How to Become a Better Judge of Character
I place high value on congruent living. I strive for consistent alignment in my thoughts, words, actions and values. Like a beautiful puzzle, all four pieces must fit.
To assess whether something is in alignment with your core principles requires some measure of wisdom and judgment. If you’re unsure of possessing either quality, you might be happy to know that wisdom and judgment can be cultivated.
When we were young, our view of the world is absolute. Our youthful arrogance only permits us to see things in black and white. As we grow in experience – a combination of having been softened by our failures and setbacks, walking in others’ shoes, compassion for others’ shortcomings - we develop tolerance, and along with tolerance, is the greater acceptance of the world awash in gray.
Gray areas are tough to define, difficult to judge and in some cases, beyond our wisdom. Wisdom has less to do with age and quantity of experience. As one recent study from a Wharton psychology professor indicates, wisdom is qualitative and can be cultivated. I’m heartened by this news. It means I don’t have to live to be a hundred and go through thousands of tribulations to be wise. Wisdom is gain through the quality of our lessons, what we took from the experience, rather than the experience itself.
What we gain by being a good judge of character
The highest form of currency is trust. Trust is what we earn by being a person of good character. Trust builds and gives strength to relationships but is extremely fragile. Trust can make or break reputations. Bear in mind that reputation is perception often outside your control. It’s better to manage your character.
One final word about trust. It would be impossible to connect with another human being in a deep, meaningful way without the presence of trust. The reward for being a good judge of character is letting the right kind of people into your life.
Am I a bad judge of character?
But how can you know you’re a good judge of character? I’ll answer that by telling you what being a bad judge of character feels like. You will let in the wrong kind of people, and they will make you feel:
- Taken advantage of or taken for granted.
- That you must change or apologize for who you are.
- That you are not enough.
How do I know that I’m not just being judgmental?
The short answer is: You won’t be able to avoid this. In the act of deciding if something is this or that, you are passing judgment. The concern behind this question is, am I being intolerant, unfair and unkind in my assessment of this person? This checklist may help:
- Give someone the benefit of the doubt. Assume good intent until they prove otherwise.
- Recognize they are human. If someone has a good track record with me but messed up for the first time, I cut them some slack. I even forgive the second and third time if the offense is not the same.
- Check in with people whose judgment you trust to rule out any biases.
What makes a good character?
The list below is far from comprehensive but it’s one I called upon when I decide on someone’s character.
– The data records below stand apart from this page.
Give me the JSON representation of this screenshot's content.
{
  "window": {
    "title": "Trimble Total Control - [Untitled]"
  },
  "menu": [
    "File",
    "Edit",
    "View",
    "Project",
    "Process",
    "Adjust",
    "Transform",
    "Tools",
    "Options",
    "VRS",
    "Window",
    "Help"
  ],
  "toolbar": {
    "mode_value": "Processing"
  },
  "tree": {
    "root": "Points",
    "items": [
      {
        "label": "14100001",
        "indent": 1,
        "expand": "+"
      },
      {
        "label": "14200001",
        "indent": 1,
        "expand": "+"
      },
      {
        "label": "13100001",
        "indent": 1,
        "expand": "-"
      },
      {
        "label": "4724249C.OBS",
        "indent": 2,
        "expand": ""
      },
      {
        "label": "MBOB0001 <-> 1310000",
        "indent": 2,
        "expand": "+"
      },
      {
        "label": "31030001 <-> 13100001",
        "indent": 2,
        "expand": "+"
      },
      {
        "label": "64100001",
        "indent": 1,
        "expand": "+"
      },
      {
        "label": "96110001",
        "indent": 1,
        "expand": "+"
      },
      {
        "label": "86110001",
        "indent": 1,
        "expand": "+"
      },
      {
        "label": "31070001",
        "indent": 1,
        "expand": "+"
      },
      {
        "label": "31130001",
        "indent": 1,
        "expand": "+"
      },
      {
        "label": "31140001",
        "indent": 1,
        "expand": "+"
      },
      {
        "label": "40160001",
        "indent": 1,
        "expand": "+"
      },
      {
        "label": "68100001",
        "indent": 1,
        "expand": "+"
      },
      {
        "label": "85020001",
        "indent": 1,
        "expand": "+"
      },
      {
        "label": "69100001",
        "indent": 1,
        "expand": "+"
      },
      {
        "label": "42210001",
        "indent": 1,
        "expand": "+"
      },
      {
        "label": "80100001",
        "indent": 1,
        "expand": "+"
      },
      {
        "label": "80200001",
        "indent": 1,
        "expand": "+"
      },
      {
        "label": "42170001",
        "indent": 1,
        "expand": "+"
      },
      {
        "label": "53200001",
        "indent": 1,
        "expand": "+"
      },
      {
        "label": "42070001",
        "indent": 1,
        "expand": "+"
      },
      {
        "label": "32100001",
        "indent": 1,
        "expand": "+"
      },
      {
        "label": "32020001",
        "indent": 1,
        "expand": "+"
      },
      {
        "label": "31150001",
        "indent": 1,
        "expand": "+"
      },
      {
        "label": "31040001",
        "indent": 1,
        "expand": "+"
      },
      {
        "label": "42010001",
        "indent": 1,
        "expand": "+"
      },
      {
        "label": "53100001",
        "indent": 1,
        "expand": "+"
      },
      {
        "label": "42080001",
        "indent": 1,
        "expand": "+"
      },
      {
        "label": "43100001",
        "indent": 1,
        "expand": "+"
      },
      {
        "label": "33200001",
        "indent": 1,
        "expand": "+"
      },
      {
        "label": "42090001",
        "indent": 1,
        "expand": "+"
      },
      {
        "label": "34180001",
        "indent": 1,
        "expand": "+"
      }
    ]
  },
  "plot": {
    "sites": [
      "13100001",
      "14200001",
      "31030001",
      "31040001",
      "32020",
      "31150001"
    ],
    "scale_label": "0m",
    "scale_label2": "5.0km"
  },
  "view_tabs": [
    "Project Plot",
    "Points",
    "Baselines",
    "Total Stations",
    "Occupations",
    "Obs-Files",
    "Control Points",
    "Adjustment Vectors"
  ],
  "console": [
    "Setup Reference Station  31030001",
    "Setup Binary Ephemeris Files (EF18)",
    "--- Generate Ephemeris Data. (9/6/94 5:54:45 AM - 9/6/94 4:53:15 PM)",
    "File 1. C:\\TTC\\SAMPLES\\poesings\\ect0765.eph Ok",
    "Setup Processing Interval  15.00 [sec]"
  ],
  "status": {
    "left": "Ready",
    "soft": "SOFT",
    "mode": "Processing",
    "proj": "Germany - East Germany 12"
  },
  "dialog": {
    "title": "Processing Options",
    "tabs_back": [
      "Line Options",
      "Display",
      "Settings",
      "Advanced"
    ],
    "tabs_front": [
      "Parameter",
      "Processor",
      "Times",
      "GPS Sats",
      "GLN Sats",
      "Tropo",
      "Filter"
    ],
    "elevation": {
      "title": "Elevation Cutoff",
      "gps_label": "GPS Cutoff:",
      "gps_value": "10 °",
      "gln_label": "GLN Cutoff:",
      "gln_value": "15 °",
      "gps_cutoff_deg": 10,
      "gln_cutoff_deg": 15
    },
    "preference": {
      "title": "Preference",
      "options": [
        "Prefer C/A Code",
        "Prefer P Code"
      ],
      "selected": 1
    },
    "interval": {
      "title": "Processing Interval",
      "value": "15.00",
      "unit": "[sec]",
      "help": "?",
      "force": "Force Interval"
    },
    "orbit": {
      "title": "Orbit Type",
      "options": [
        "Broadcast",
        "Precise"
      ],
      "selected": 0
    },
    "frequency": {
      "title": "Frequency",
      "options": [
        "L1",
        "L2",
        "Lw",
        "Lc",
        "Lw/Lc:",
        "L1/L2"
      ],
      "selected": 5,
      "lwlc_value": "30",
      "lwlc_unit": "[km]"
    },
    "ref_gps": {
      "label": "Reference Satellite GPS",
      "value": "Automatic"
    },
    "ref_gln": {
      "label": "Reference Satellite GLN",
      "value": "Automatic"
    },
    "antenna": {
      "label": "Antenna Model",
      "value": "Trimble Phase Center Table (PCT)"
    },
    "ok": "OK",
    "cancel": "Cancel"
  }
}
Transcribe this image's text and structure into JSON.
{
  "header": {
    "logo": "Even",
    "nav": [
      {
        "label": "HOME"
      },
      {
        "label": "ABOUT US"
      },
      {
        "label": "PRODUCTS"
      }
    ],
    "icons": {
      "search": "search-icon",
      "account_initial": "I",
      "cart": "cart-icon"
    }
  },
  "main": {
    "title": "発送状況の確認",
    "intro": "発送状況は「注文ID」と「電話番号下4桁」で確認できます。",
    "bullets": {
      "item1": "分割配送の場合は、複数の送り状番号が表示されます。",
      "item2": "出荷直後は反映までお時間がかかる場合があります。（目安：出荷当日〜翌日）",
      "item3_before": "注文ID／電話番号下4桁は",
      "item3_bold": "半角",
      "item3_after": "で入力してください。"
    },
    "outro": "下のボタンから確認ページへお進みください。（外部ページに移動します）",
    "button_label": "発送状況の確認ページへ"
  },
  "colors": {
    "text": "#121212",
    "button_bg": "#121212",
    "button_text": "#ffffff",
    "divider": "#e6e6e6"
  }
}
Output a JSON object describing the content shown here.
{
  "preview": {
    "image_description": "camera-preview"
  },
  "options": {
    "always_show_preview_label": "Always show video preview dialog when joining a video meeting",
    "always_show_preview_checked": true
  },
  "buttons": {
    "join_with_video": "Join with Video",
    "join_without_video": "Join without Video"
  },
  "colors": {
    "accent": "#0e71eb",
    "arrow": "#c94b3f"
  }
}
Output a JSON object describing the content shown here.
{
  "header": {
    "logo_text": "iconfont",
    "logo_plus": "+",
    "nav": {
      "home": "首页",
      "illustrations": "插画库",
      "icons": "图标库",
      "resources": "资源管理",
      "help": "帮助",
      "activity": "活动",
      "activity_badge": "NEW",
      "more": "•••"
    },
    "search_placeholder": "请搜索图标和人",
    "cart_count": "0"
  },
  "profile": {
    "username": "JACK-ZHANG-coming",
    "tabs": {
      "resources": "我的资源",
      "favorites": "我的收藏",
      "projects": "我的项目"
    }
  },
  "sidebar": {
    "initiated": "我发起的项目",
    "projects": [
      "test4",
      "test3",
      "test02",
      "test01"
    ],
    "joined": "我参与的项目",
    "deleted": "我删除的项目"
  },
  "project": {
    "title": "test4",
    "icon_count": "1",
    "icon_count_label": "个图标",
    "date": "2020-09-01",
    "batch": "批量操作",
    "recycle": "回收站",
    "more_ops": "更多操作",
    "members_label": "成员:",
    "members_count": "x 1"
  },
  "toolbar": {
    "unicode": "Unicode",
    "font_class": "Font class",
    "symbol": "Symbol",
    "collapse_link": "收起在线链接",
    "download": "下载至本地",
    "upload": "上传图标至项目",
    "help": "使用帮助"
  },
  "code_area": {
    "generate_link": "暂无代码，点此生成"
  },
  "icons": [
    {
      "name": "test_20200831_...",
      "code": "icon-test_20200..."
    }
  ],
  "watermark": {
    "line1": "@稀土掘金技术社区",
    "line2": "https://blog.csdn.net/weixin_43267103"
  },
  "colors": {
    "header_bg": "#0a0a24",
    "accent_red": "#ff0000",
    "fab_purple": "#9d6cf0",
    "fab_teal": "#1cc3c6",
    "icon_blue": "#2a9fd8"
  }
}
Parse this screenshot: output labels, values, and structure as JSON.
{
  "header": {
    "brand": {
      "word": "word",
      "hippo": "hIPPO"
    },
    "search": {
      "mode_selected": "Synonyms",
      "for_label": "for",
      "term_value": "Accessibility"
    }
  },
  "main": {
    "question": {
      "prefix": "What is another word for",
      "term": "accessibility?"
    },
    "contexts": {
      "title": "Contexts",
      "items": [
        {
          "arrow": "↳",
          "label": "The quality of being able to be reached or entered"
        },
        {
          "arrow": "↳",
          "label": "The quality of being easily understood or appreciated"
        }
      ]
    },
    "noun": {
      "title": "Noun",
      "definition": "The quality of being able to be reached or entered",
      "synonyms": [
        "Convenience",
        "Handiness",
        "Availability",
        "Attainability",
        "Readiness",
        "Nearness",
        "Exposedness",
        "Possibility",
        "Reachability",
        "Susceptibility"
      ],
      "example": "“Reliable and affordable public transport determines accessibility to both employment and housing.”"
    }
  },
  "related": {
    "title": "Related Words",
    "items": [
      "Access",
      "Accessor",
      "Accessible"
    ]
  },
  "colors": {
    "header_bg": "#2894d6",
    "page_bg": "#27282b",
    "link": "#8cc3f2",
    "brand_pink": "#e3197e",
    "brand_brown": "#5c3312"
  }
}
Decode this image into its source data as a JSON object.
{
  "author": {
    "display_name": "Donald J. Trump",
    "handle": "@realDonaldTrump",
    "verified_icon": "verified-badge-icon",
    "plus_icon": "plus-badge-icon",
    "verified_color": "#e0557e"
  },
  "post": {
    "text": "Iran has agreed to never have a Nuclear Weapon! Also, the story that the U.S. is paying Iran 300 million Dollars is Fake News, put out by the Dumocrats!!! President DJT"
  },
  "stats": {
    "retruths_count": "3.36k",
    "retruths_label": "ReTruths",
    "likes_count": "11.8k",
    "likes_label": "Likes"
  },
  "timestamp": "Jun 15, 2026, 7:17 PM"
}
There is no science behind this. Judging someone’s character is more of an art.
- Having a healthy relationship with you is important to them.
- Because they have a healthy amount of self-respect, respect is high on their list and earning your respect is important to them.
- If they messed up, they recognize their actions carry consequences. They accept that you may not be able to forgive them but they “manned up” by letting you know that they messed up.
- They are genuinely sorry that their behavior caused you undue grievance; they are not only sorry because they are caught or that they stand to lose something from the relationship. Read this article on the Art of a Political Apology, an insightful analysis by a professor of linguistics.
- Earning your trust is important to them. If they messed up, they are willing to earn it back. It doesn’t stop with a recognition of their wrongdoing or an apology, they are willing to put in the time and the work to earn back your trust.
Your turn: Are you a good judge of character? If so, what would you add to this list?